(Provided records begins)
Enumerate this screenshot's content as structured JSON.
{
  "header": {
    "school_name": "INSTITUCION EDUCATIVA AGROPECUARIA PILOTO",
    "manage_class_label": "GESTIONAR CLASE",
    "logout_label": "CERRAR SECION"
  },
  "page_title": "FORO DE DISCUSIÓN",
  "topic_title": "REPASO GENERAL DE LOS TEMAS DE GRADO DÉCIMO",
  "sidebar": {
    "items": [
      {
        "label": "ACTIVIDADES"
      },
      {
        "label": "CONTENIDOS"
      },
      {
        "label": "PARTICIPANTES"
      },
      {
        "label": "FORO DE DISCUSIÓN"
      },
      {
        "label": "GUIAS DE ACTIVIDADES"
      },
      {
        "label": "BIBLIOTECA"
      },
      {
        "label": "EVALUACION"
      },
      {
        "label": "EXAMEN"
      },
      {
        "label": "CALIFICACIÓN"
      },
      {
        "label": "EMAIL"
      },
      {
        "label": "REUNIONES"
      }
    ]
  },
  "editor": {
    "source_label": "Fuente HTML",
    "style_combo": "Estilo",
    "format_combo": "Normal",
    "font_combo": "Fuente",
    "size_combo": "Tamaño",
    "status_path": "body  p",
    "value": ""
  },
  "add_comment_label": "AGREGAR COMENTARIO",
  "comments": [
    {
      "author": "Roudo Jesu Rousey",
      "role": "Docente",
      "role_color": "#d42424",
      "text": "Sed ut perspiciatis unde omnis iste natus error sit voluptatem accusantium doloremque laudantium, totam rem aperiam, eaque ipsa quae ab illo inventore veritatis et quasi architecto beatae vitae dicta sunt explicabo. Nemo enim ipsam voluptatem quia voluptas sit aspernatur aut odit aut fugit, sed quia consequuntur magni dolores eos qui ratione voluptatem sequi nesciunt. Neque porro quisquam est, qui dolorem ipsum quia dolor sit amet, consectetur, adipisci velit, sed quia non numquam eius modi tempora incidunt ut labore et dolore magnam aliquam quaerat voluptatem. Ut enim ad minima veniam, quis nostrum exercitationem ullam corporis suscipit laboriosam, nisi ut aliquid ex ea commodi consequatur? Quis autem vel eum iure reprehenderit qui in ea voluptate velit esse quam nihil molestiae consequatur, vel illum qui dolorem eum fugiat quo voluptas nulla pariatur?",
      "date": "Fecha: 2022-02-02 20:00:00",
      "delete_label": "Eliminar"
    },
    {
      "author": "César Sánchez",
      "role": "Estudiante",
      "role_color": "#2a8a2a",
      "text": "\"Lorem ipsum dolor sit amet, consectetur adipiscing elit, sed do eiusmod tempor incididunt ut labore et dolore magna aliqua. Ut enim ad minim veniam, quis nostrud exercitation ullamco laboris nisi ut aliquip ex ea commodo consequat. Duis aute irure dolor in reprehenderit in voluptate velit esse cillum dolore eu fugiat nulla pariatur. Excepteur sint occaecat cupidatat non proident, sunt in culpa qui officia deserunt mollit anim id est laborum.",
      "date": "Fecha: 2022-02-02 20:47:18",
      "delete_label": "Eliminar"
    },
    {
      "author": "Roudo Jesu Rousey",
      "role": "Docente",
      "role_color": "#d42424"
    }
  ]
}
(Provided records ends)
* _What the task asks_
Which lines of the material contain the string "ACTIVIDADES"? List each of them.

* _Answer to the exercise_
        "label": "ACTIVIDADES"
        "label": "GUIAS DE ACTIVIDADES"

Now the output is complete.